(Source data)

▶

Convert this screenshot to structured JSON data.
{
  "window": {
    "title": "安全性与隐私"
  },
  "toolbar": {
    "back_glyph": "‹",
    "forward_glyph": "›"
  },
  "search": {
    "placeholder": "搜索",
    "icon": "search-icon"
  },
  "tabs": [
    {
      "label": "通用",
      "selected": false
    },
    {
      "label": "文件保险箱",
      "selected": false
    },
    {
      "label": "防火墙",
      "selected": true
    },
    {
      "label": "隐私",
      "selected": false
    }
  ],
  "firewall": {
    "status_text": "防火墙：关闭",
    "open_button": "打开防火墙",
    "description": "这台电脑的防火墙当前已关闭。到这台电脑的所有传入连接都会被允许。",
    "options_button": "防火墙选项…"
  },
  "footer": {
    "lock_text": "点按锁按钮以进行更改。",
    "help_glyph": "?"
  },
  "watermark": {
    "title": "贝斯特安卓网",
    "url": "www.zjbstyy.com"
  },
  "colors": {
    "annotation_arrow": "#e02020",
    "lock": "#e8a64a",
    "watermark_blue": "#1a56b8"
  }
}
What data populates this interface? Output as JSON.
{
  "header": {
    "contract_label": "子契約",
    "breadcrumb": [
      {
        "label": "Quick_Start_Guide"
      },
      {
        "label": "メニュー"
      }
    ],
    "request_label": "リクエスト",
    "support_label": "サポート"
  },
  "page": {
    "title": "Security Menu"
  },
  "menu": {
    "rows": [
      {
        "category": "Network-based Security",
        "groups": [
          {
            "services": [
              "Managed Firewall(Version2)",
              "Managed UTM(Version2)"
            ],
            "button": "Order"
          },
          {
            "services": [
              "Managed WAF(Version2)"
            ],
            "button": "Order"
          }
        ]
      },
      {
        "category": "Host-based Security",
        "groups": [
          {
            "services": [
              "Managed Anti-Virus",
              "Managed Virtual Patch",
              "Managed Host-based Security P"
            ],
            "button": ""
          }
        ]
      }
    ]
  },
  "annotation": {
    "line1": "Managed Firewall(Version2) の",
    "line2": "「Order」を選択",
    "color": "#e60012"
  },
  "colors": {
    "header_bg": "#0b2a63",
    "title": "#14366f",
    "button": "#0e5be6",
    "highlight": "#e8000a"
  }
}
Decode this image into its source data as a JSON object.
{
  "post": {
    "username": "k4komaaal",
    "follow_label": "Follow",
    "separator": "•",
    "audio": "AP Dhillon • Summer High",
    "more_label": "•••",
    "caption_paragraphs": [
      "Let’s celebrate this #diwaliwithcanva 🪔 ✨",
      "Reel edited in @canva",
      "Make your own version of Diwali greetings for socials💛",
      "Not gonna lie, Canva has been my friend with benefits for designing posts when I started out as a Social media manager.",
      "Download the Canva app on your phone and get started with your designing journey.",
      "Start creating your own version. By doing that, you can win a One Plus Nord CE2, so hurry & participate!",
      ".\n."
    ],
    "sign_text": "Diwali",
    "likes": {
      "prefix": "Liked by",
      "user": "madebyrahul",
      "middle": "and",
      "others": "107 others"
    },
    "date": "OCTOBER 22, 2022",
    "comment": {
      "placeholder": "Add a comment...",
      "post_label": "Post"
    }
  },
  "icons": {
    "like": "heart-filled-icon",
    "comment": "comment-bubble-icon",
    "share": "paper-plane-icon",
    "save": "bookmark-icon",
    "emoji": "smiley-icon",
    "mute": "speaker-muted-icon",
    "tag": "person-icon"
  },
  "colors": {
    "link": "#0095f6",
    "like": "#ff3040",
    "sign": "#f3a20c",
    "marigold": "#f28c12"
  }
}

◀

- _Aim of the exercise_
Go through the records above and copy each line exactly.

- _Answer to this problem_
Convert this screenshot to structured JSON data.
{
  "window": {
    "title": "安全性与隐私"
  },
  "toolbar": {
    "back_glyph": "‹",
    "forward_glyph": "›"
  },
  "search": {
    "placeholder": "搜索",
    "icon": "search-icon"
  },
  "tabs": [
    {
      "label": "通用",
      "selected": false
    },
    {
      "label": "文件保险箱",
      "selected": false
    },
    {
      "label": "防火墙",
      "selected": true
    },
    {
      "label": "隐私",
      "selected": false
    }
  ],
  "firewall": {
    "status_text": "防火墙：关闭",
    "open_button": "打开防火墙",
    "description": "这台电脑的防火墙当前已关闭。到这台电脑的所有传入连接都会被允许。",
    "options_button": "防火墙选项…"
  },
  "footer": {
    "lock_text": "点按锁按钮以进行更改。",
    "help_glyph": "?"
  },
  "watermark": {
    "title": "贝斯特安卓网",
    "url": "www.zjbstyy.com"
  },
  "colors": {
    "annotation_arrow": "#e02020",
    "lock": "#e8a64a",
    "watermark_blue": "#1a56b8"
  }
}
What data populates this interface? Output as JSON.
{
  "header": {
    "contract_label": "子契約",
    "breadcrumb": [
      {
        "label": "Quick_Start_Guide"
      },
      {
        "label": "メニュー"
      }
    ],
    "request_label": "リクエスト",
    "support_label": "サポート"
  },
  "page": {
    "title": "Security Menu"
  },
  "menu": {
    "rows": [
      {
        "category": "Network-based Security",
        "groups": [
          {
            "services": [
              "Managed Firewall(Version2)",
              "Managed UTM(Version2)"
            ],
            "button": "Order"
          },
          {
            "services": [
              "Managed WAF(Version2)"
            ],
            "button": "Order"
          }
        ]
      },
      {
        "category": "Host-based Security",
        "groups": [
          {
            "services": [
              "Managed Anti-Virus",
              "Managed Virtual Patch",
              "Managed Host-based Security P"
            ],
            "button": ""
          }
        ]
      }
    ]
  },
  "annotation": {
    "line1": "Managed Firewall(Version2) の",
    "line2": "「Order」を選択",
    "color": "#e60012"
  },
  "colors": {
    "header_bg": "#0b2a63",
    "title": "#14366f",
    "button": "#0e5be6",
    "highlight": "#e8000a"
  }
}
Decode this image into its source data as a JSON object.
{
  "post": {
    "username": "k4komaaal",
    "follow_label": "Follow",
    "separator": "•",
    "audio": "AP Dhillon • Summer High",
    "more_label": "•••",
    "caption_paragraphs": [
      "Let’s celebrate this #diwaliwithcanva 🪔 ✨",
      "Reel edited in @canva",
      "Make your own version of Diwali greetings for socials💛",
      "Not gonna lie, Canva has been my friend with benefits for designing posts when I started out as a Social media manager.",
      "Download the Canva app on your phone and get started with your designing journey.",
      "Start creating your own version. By doing that, you can win a One Plus Nord CE2, so hurry & participate!",
      ".\n."
    ],
    "sign_text": "Diwali",
    "likes": {
      "prefix": "Liked by",
      "user": "madebyrahul",
      "middle": "and",
      "others": "107 others"
    },
    "date": "OCTOBER 22, 2022",
    "comment": {
      "placeholder": "Add a comment...",
      "post_label": "Post"
    }
  },
  "icons": {
    "like": "heart-filled-icon",
    "comment": "comment-bubble-icon",
    "share": "paper-plane-icon",
    "save": "bookmark-icon",
    "emoji": "smiley-icon",
    "mute": "speaker-muted-icon",
    "tag": "person-icon"
  },
  "colors": {
    "link": "#0095f6",
    "like": "#ff3040",
    "sign": "#f3a20c",
    "marigold": "#f28c12"
  }
}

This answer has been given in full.